Legal challenge to Arkansas drug discount law continues
A federal appeals court is expected to rule in the coming days on a challenge to an Arkansas law regarding discounts for prescription drugs.
Act 1103 requires drug makers to comply with a federal program ensuring discounts for clinics and pharmacies serving rural and low-income communities. Arkansas became the first state in the nation to pass a law of that type in 2021.
Seth Blomeley is communications and policy director for Community Health Centers of Arkansas. He says pharmaceutical companies have sought to undermine the law since its inception.
“The pharmaceutical manufacturers, over the last few years, have enacted a number of unilateral restrictions on the program and have really caused issues for hospitals and community health centers,” he said.

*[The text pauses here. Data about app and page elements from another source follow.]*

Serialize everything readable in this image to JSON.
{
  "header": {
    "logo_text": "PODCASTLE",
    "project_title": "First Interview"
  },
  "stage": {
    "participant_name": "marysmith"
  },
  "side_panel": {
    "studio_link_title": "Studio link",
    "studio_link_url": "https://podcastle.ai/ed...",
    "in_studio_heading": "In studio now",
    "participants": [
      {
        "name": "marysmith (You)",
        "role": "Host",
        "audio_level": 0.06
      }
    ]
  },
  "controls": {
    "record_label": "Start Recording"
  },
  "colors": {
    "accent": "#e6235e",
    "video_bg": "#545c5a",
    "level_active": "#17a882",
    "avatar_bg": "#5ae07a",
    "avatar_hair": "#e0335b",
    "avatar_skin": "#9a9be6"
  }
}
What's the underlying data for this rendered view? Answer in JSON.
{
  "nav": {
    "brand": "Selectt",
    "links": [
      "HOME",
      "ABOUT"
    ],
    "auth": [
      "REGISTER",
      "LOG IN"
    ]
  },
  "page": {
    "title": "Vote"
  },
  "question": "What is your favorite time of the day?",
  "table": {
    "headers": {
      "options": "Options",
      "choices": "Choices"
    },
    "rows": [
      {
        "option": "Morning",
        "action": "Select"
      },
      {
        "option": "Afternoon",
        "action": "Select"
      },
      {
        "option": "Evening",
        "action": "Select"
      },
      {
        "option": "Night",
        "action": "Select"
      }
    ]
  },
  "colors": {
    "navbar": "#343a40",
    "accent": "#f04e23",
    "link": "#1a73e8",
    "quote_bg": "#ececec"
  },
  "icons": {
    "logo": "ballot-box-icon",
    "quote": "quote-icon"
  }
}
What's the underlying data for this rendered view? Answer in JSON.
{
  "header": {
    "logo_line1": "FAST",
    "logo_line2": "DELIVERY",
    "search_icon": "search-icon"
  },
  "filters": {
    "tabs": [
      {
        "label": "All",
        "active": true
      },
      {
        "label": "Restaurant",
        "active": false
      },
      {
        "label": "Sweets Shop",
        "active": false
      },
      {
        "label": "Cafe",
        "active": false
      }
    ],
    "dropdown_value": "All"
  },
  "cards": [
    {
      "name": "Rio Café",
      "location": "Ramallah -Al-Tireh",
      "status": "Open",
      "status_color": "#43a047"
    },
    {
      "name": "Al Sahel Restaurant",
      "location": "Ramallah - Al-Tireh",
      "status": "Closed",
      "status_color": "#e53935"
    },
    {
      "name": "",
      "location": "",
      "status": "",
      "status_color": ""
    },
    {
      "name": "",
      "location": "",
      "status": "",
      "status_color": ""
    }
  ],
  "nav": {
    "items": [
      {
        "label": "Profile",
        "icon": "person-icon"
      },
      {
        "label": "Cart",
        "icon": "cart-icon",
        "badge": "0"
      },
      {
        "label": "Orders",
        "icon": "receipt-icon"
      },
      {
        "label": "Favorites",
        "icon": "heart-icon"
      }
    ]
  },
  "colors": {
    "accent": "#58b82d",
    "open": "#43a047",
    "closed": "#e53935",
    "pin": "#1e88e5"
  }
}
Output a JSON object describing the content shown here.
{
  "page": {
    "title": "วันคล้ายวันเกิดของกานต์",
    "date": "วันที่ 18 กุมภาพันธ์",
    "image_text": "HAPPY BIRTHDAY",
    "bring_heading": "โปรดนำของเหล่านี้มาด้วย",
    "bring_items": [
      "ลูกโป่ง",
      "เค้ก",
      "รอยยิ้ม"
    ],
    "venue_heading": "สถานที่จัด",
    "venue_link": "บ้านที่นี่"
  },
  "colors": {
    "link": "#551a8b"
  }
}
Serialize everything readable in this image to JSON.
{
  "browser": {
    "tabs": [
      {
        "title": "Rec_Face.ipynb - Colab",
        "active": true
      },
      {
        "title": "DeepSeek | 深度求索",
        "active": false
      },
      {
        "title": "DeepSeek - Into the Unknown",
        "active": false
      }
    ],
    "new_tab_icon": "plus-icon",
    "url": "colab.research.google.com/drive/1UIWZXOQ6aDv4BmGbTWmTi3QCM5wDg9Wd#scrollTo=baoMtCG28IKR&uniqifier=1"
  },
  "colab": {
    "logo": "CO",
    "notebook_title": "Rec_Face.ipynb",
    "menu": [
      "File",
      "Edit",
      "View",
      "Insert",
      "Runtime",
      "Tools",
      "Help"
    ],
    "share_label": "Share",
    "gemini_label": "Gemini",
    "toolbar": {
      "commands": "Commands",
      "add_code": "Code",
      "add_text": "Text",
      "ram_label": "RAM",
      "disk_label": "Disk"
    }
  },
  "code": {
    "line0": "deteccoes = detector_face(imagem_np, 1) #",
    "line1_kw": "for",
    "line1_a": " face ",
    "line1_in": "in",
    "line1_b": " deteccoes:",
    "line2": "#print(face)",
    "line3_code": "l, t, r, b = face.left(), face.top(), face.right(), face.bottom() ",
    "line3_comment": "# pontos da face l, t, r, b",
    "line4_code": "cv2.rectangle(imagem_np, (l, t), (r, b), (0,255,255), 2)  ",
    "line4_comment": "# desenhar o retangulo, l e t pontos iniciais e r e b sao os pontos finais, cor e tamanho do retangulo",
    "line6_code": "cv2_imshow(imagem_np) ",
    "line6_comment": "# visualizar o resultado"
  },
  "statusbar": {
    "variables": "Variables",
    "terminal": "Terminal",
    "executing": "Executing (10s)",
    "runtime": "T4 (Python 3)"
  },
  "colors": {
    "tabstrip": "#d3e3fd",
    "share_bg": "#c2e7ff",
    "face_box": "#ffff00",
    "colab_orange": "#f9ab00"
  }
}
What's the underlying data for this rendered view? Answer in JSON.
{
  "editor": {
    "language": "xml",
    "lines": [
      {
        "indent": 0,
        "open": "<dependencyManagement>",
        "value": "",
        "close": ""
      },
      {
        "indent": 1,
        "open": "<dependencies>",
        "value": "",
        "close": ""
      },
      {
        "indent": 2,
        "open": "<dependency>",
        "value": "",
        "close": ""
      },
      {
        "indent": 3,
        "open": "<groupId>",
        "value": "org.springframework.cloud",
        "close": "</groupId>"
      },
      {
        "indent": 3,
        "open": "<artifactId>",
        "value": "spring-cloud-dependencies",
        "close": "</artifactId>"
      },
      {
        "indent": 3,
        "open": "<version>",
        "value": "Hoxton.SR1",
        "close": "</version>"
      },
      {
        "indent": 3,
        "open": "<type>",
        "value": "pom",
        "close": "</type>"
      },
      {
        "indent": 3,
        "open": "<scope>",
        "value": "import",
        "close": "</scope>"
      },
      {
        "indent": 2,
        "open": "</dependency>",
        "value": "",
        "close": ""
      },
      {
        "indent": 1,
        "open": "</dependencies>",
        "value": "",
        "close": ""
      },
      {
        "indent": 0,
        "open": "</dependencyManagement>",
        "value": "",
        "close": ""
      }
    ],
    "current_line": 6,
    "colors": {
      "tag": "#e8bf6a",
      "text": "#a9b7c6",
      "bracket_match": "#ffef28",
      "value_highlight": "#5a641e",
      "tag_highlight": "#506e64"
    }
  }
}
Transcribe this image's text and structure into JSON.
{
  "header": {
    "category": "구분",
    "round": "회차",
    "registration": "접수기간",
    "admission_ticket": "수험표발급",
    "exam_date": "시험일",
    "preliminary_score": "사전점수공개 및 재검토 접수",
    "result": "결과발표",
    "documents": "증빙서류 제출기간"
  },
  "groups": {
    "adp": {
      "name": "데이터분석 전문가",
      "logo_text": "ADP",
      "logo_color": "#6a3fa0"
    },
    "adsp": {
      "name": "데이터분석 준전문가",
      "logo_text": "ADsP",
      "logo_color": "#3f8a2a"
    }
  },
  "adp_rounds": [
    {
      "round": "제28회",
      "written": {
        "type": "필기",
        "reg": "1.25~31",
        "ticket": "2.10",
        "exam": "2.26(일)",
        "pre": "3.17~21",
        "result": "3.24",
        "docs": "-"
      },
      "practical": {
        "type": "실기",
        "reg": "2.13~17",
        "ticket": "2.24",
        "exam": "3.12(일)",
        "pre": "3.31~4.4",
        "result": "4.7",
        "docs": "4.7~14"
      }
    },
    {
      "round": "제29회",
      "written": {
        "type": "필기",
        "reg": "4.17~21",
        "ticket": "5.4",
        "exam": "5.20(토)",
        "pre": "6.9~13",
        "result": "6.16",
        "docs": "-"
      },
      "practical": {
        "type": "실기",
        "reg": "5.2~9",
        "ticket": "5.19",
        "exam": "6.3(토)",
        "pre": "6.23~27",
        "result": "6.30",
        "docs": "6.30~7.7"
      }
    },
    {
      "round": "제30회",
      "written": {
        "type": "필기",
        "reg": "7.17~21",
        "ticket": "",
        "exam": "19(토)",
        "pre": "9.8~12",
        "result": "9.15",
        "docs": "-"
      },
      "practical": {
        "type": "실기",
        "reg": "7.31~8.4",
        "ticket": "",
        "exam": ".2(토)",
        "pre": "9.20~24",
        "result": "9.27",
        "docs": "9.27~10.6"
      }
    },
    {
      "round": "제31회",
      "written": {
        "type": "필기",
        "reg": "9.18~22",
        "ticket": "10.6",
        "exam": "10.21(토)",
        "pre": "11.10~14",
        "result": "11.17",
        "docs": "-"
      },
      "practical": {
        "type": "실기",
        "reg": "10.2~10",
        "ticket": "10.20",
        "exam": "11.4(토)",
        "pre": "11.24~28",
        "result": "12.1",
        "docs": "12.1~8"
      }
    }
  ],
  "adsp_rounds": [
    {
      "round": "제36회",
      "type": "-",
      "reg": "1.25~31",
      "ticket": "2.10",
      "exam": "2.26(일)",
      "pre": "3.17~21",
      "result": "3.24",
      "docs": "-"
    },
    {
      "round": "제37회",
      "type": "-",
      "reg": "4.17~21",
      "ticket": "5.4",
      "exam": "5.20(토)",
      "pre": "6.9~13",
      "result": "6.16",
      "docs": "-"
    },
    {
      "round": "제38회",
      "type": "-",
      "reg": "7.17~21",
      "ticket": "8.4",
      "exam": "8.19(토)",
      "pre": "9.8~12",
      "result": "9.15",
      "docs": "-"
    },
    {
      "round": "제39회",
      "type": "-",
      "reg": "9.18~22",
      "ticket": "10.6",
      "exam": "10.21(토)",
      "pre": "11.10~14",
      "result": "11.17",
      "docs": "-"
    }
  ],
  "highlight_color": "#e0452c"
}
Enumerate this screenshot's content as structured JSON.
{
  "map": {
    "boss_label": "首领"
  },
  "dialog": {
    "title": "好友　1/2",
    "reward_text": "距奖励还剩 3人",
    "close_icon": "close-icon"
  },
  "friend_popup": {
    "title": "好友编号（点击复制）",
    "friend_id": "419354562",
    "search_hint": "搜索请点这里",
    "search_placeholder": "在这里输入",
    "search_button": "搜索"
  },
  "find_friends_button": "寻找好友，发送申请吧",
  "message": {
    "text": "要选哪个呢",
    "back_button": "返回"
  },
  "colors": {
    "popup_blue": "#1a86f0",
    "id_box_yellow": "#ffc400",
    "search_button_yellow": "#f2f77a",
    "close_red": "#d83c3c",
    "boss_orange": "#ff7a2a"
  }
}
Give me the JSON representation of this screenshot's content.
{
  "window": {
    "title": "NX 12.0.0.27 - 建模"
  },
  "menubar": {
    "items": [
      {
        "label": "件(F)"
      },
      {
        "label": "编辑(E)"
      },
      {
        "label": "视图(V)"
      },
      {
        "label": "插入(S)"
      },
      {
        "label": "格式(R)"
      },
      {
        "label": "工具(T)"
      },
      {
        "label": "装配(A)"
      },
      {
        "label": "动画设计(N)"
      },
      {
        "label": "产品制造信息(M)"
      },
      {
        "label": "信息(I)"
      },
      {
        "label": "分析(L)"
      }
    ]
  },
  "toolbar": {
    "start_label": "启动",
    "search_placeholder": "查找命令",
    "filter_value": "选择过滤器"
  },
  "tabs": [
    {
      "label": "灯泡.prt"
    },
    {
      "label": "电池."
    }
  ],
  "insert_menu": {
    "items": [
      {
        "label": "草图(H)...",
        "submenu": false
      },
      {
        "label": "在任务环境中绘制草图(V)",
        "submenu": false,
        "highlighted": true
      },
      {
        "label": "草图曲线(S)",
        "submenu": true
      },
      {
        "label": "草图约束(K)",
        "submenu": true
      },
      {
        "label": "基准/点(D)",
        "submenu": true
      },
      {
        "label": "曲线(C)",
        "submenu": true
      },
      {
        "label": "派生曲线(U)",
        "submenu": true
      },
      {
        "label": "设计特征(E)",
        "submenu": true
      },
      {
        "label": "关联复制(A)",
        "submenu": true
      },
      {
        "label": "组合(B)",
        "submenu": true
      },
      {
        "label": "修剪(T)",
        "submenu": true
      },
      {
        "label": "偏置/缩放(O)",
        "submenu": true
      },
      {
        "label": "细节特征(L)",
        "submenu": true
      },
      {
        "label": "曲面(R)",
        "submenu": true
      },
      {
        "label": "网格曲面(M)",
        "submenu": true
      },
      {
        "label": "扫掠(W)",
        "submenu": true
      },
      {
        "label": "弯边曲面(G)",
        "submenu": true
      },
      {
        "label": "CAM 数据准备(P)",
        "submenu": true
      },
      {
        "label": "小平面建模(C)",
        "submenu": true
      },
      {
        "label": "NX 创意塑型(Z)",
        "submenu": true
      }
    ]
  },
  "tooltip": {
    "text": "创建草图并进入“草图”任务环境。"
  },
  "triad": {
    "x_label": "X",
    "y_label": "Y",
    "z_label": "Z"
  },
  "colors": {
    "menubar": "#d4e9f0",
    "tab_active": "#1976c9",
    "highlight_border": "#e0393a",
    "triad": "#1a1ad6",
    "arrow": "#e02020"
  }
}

Community Health Centers of Arkansas and the state Insurance Department are arguing in favor of keeping the Arkansas law in place. The Pharmaceutical Research and Manufacturers of America are seeking to overturn Arkansas’ law.
Drug makers argue Arkansas’ law is preempted by the federal program, known as 340B, which was passed by Congress roughly 30 years ago. Blomeley says the courts have already found that’s not the case.
“It’s not conflicting with anything the federal 340B statute sets out… [it] doesn’t even talk about these contractual pharmacy arrangements. The U.S. District Court agree with that, and so pharma has a high burden to prove otherwise before the appeals court,” he said.
Blomeley says drug makers have put limits on where those discounted prescriptions can be sold, creating an access problem for the roughly 300,000 Arkansans who are served by community health centers each year.
“You need to be able to have that convenience, otherwise a lot of people might just give up,” Blomeley said. “It creates all sorts of issues.”
A federal judge upheld the law late last year. The 8th Circuit U.S. Court of Appeals heard oral arguments in the case last week and could issue a ruling in the coming days.